Items listed in a dataset
+ + + +
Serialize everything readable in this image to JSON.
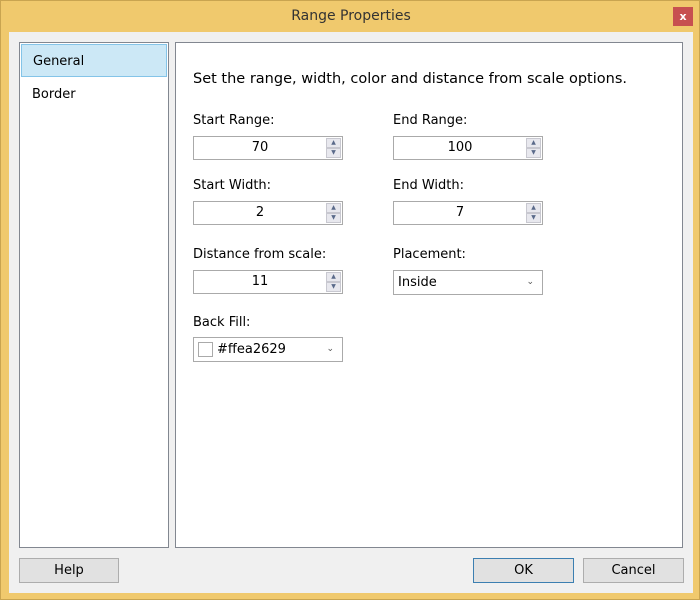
{
  "title": "Range Properties",
  "close_label": "x",
  "nav": [
    {
      "label": "General",
      "selected": true
    },
    {
      "label": "Border",
      "selected": false
    }
  ],
  "description": "Set the range, width, color and distance from scale options.",
  "fields": {
    "start_range": {
      "label": "Start Range:",
      "value": "70"
    },
    "end_range": {
      "label": "End Range:",
      "value": "100"
    },
    "start_width": {
      "label": "Start Width:",
      "value": "2"
    },
    "end_width": {
      "label": "End Width:",
      "value": "7"
    },
    "distance": {
      "label": "Distance from scale:",
      "value": "11"
    },
    "placement": {
      "label": "Placement:",
      "value": "Inside"
    },
    "back_fill": {
      "label": "Back Fill:",
      "value": "#ffea2629"
    }
  },
  "buttons": {
    "help": "Help",
    "ok": "OK",
    "cancel": "Cancel"
  }
}
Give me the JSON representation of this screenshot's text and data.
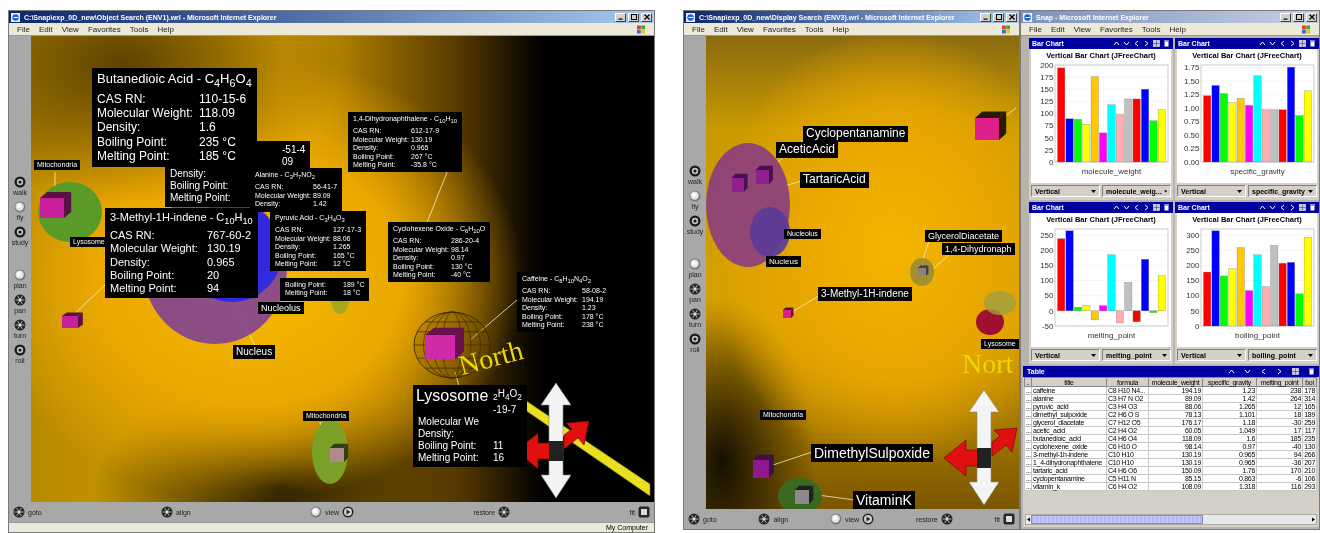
{
  "object_search_window": {
    "title": "C:\\Snap\\exp_0D_new\\Object Search (ENV1).wrl - Microsoft Internet Explorer",
    "menu": [
      "File",
      "Edit",
      "View",
      "Favorites",
      "Tools",
      "Help"
    ],
    "nav_toolbar": [
      "walk",
      "fly",
      "study",
      "plan",
      "pan",
      "turn",
      "roll"
    ],
    "info_cards": [
      {
        "title": "Butanedioic Acid - C$_{4}$H$_{6}$O$_{4}$",
        "rows": [
          {
            "label": "CAS RN:",
            "value": "110-15-6"
          },
          {
            "label": "Molecular Weight:",
            "value": "118.09"
          },
          {
            "label": "Density:",
            "value": "1.6"
          },
          {
            "label": "Boiling Point:",
            "value": "235 °C"
          },
          {
            "label": "Melting Point:",
            "value": "185 °C"
          }
        ]
      },
      {
        "rows": [
          {
            "value": "-51-4"
          },
          {
            "value": "09"
          },
          {
            "label": "Density:"
          },
          {
            "label": "Boiling Point:"
          },
          {
            "label": "Melting Point:"
          }
        ]
      },
      {
        "title": "1,4-Dihydronaphthalene - C$_{10}$H$_{10}$",
        "rows": [
          {
            "label": "CAS RN:",
            "value": "612-17-9"
          },
          {
            "label": "Molecular Weight:",
            "value": "130.19"
          },
          {
            "label": "Density:",
            "value": "0.965"
          },
          {
            "label": "Boiling Point:",
            "value": "267 °C"
          },
          {
            "label": "Melting Point:",
            "value": "-35.8 °C"
          }
        ]
      },
      {
        "title": "3-Methyl-1H-indene - C$_{10}$H$_{10}$",
        "rows": [
          {
            "label": "CAS RN:",
            "value": "767-60-2"
          },
          {
            "label": "Molecular Weight:",
            "value": "130.19"
          },
          {
            "label": "Density:",
            "value": "0.965"
          },
          {
            "label": "Boiling Point:",
            "value": "20"
          },
          {
            "label": "Melting Point:",
            "value": "94"
          }
        ]
      },
      {
        "title": "Alanine - C$_{3}$H$_{7}$NO$_{2}$",
        "rows": [
          {
            "label": "CAS RN:",
            "value": "56-41-7"
          },
          {
            "label": "Molecular Weight:",
            "value": "89.09"
          },
          {
            "label": "Density:",
            "value": "1.42"
          }
        ]
      },
      {
        "title": "Pyruvic Acid - C$_{3}$H$_{4}$O$_{3}$",
        "rows": [
          {
            "label": "CAS RN:",
            "value": "127-17-3"
          },
          {
            "label": "Molecular Weight:",
            "value": "88.06"
          },
          {
            "label": "Density:",
            "value": "1.265"
          },
          {
            "label": "Boiling Point:",
            "value": "165 °C"
          },
          {
            "label": "Melting Point:",
            "value": "12 °C"
          }
        ]
      },
      {
        "title": "Cyclohexene Oxide - C$_{6}$H$_{10}$O",
        "rows": [
          {
            "label": "CAS RN:",
            "value": "286-20-4"
          },
          {
            "label": "Molecular Weight:",
            "value": "98.14"
          },
          {
            "label": "Density:",
            "value": "0.97"
          },
          {
            "label": "Boiling Point:",
            "value": "130 °C"
          },
          {
            "label": "Melting Point:",
            "value": "-40 °C"
          }
        ]
      },
      {
        "rows": [
          {
            "label": "Boiling Point:",
            "value": "189 °C"
          },
          {
            "label": "Melting Point:",
            "value": "18 °C"
          }
        ]
      },
      {
        "title": "Caffeine - C$_{8}$H$_{10}$N$_{4}$O$_{2}$",
        "rows": [
          {
            "label": "CAS RN:",
            "value": "58-08-2"
          },
          {
            "label": "Molecular Weight:",
            "value": "194.19"
          },
          {
            "label": "Density:",
            "value": "1.23"
          },
          {
            "label": "Boiling Point:",
            "value": "178 °C"
          },
          {
            "label": "Melting Point:",
            "value": "238 °C"
          }
        ]
      },
      {
        "title": "$_{2}$H$_{4}$O$_{2}$",
        "rows": [
          {
            "value": "-19-7"
          },
          {
            "label": "Molecular We"
          },
          {
            "label": "Density:"
          },
          {
            "label": "Boiling Point:",
            "value": "11"
          },
          {
            "label": "Melting Point:",
            "value": "16"
          }
        ]
      }
    ],
    "labels": [
      "Mitochondria",
      "Lysosome",
      "Nucleolus",
      "Nucleus",
      "Mitochondria",
      "Lysosome"
    ],
    "compass_label": "North",
    "bottom_toolbar": [
      "goto",
      "align",
      "view",
      "restore",
      "fit"
    ],
    "status_bar": {
      "zone": "My Computer"
    }
  },
  "display_search_window": {
    "title": "C:\\Snap\\exp_0D_new\\Display Search (ENV3).wrl - Microsoft Internet Explorer",
    "menu": [
      "File",
      "Edit",
      "View",
      "Favorites",
      "Tools",
      "Help"
    ],
    "nav_toolbar": [
      "walk",
      "fly",
      "study",
      "plan",
      "pan",
      "turn",
      "roll"
    ],
    "labels": [
      "Cyclopentanamine",
      "AceticAcid",
      "TartaricAcid",
      "Nucleolus",
      "Nucleus",
      "3-Methyl-1H-indene",
      "GlycerolDiacetate",
      "1,4-Dihydronaph",
      "Lysosome",
      "Mitochondria",
      "DimethylSulpoxide",
      "VitaminK"
    ],
    "compass_label": "Nort",
    "bottom_toolbar": [
      "goto",
      "align",
      "view",
      "restore",
      "fit"
    ]
  },
  "snap_window": {
    "title": "Snap - Microsoft Internet Explorer",
    "menu": [
      "File",
      "Edit",
      "View",
      "Favorites",
      "Tools",
      "Help"
    ],
    "charts": [
      {
        "panel_title": "Bar Chart",
        "dropdowns": [
          "Vertical",
          "molecule_weig..."
        ],
        "chart_data": {
          "type": "bar",
          "title": "Vertical Bar Chart (JFreeChart)",
          "xlabel": "molecule_weight",
          "grid": true,
          "ylim": [
            0,
            200
          ],
          "yticks": [
            0,
            25,
            50,
            75,
            100,
            125,
            150,
            175,
            200
          ],
          "series": [
            {
              "color": "#ff0000",
              "values": [
                194
              ]
            },
            {
              "color": "#0000ff",
              "values": [
                89
              ]
            },
            {
              "color": "#00ff00",
              "values": [
                88
              ]
            },
            {
              "color": "#ffff00",
              "values": [
                78
              ]
            },
            {
              "color": "#ffc800",
              "values": [
                176
              ]
            },
            {
              "color": "#ff00ff",
              "values": [
                60
              ]
            },
            {
              "color": "#00ffff",
              "values": [
                118
              ]
            },
            {
              "color": "#ffafaf",
              "values": [
                98
              ]
            },
            {
              "color": "#c0c0c0",
              "values": [
                130
              ]
            },
            {
              "color": "#ff0000",
              "values": [
                130
              ]
            },
            {
              "color": "#0000ff",
              "values": [
                150
              ]
            },
            {
              "color": "#00ff00",
              "values": [
                85
              ]
            },
            {
              "color": "#ffff00",
              "values": [
                108
              ]
            }
          ]
        }
      },
      {
        "panel_title": "Bar Chart",
        "dropdowns": [
          "Vertical",
          "specific_gravity"
        ],
        "chart_data": {
          "type": "bar",
          "title": "Vertical Bar Chart (JFreeChart)",
          "xlabel": "specific_gravity",
          "grid": true,
          "ylim": [
            0,
            1.8
          ],
          "yticks": [
            {
              "value": 0,
              "label": "0.00"
            },
            {
              "value": 0.25,
              "label": "0.25"
            },
            {
              "value": 0.5,
              "label": "0.50"
            },
            {
              "value": 0.75,
              "label": "0.75"
            },
            {
              "value": 1,
              "label": "1.00"
            },
            {
              "value": 1.25,
              "label": "1.25"
            },
            {
              "value": 1.5,
              "label": "1.50"
            },
            {
              "value": 1.75,
              "label": "1.75"
            }
          ],
          "series": [
            {
              "color": "#ff0000",
              "values": [
                1.23
              ]
            },
            {
              "color": "#0000ff",
              "values": [
                1.42
              ]
            },
            {
              "color": "#00ff00",
              "values": [
                1.27
              ]
            },
            {
              "color": "#ffff00",
              "values": [
                1.1
              ]
            },
            {
              "color": "#ffc800",
              "values": [
                1.18
              ]
            },
            {
              "color": "#ff00ff",
              "values": [
                1.05
              ]
            },
            {
              "color": "#00ffff",
              "values": [
                1.6
              ]
            },
            {
              "color": "#ffafaf",
              "values": [
                0.97
              ]
            },
            {
              "color": "#c0c0c0",
              "values": [
                0.97
              ]
            },
            {
              "color": "#ff0000",
              "values": [
                0.97
              ]
            },
            {
              "color": "#0000ff",
              "values": [
                1.76
              ]
            },
            {
              "color": "#00ff00",
              "values": [
                0.86
              ]
            },
            {
              "color": "#ffff00",
              "values": [
                1.32
              ]
            }
          ]
        }
      },
      {
        "panel_title": "Bar Chart",
        "dropdowns": [
          "Vertical",
          "melting_point"
        ],
        "chart_data": {
          "type": "bar",
          "title": "Vertical Bar Chart (JFreeChart)",
          "xlabel": "melting_point",
          "grid": true,
          "ylim": [
            -50,
            270
          ],
          "yticks": [
            -50,
            0,
            50,
            100,
            150,
            200,
            250
          ],
          "series": [
            {
              "color": "#ff0000",
              "values": [
                238
              ]
            },
            {
              "color": "#0000ff",
              "values": [
                264
              ]
            },
            {
              "color": "#00ff00",
              "values": [
                12
              ]
            },
            {
              "color": "#ffff00",
              "values": [
                18
              ]
            },
            {
              "color": "#ffc800",
              "values": [
                -30
              ]
            },
            {
              "color": "#ff00ff",
              "values": [
                17
              ]
            },
            {
              "color": "#00ffff",
              "values": [
                185
              ]
            },
            {
              "color": "#ffafaf",
              "values": [
                -40
              ]
            },
            {
              "color": "#c0c0c0",
              "values": [
                94
              ]
            },
            {
              "color": "#ff0000",
              "values": [
                -36
              ]
            },
            {
              "color": "#0000ff",
              "values": [
                170
              ]
            },
            {
              "color": "#00ff00",
              "values": [
                -6
              ]
            },
            {
              "color": "#ffff00",
              "values": [
                116
              ]
            }
          ]
        }
      },
      {
        "panel_title": "Bar Chart",
        "dropdowns": [
          "Vertical",
          "boiling_point"
        ],
        "chart_data": {
          "type": "bar",
          "title": "Vertical Bar Chart (JFreeChart)",
          "xlabel": "boiling_point",
          "grid": true,
          "ylim": [
            0,
            320
          ],
          "yticks": [
            0,
            50,
            100,
            150,
            200,
            250,
            300
          ],
          "series": [
            {
              "color": "#ff0000",
              "values": [
                178
              ]
            },
            {
              "color": "#0000ff",
              "values": [
                314
              ]
            },
            {
              "color": "#00ff00",
              "values": [
                165
              ]
            },
            {
              "color": "#ffff00",
              "values": [
                189
              ]
            },
            {
              "color": "#ffc800",
              "values": [
                259
              ]
            },
            {
              "color": "#ff00ff",
              "values": [
                117
              ]
            },
            {
              "color": "#00ffff",
              "values": [
                235
              ]
            },
            {
              "color": "#ffafaf",
              "values": [
                130
              ]
            },
            {
              "color": "#c0c0c0",
              "values": [
                266
              ]
            },
            {
              "color": "#ff0000",
              "values": [
                207
              ]
            },
            {
              "color": "#0000ff",
              "values": [
                210
              ]
            },
            {
              "color": "#00ff00",
              "values": [
                106
              ]
            },
            {
              "color": "#ffff00",
              "values": [
                293
              ]
            }
          ]
        }
      }
    ],
    "table": {
      "panel_title": "Table",
      "columns": [
        "..",
        "title",
        "formula",
        "molecule_weight",
        "specific_gravity",
        "melting_point",
        "boi"
      ],
      "rows": [
        [
          "...",
          "caffeine",
          "C8 H10 N4...",
          "194.19",
          "1.23",
          "238",
          "178"
        ],
        [
          "...",
          "alanine",
          "C3 H7 N O2",
          "89.09",
          "1.42",
          "264",
          "314"
        ],
        [
          "...",
          "pyruvic_acid",
          "C3 H4 O3",
          "88.06",
          "1.265",
          "12",
          "165"
        ],
        [
          "...",
          "dimethyl_sulpoxide",
          "C2 H6 O S",
          "78.13",
          "1.101",
          "18",
          "189"
        ],
        [
          "...",
          "glycerol_diacetate",
          "C7 H12 O5",
          "176.17",
          "1.18",
          "-30",
          "259"
        ],
        [
          "...",
          "acetic_acid",
          "C2 H4 O2",
          "60.05",
          "1.049",
          "17",
          "117"
        ],
        [
          "...",
          "butanedioic_acid",
          "C4 H6 O4",
          "118.09",
          "1.6",
          "185",
          "235"
        ],
        [
          "...",
          "cyclohexene_oxide",
          "C6 H10 O",
          "98.14",
          "0.97",
          "-40",
          "130"
        ],
        [
          "...",
          "3-methyl-1h-indene",
          "C10 H10",
          "130.19",
          "0.965",
          "94",
          "266"
        ],
        [
          "...",
          "1_4-dihydronaphthalene",
          "C10 H10",
          "130.19",
          "0.965",
          "-36",
          "207"
        ],
        [
          "...",
          "tartaric_acid",
          "C4 H6 O6",
          "150.09",
          "1.76",
          "170",
          "210"
        ],
        [
          "...",
          "cyclopentanamine",
          "C5 H11 N",
          "85.15",
          "0.863",
          "-6",
          "106"
        ],
        [
          "...",
          "vitamin_k",
          "C6 H4 O2",
          "108.09",
          "1.318",
          "116",
          "293"
        ]
      ]
    }
  }
}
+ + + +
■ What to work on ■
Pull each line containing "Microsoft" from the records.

■ Response to the exercise ■
    "title": "C:\\Snap\\exp_0D_new\\Object Search (ENV1).wrl - Microsoft Internet Explorer",
    "title": "C:\\Snap\\exp_0D_new\\Display Search (ENV3).wrl - Microsoft Internet Explorer",
    "title": "Snap - Microsoft Internet Explorer",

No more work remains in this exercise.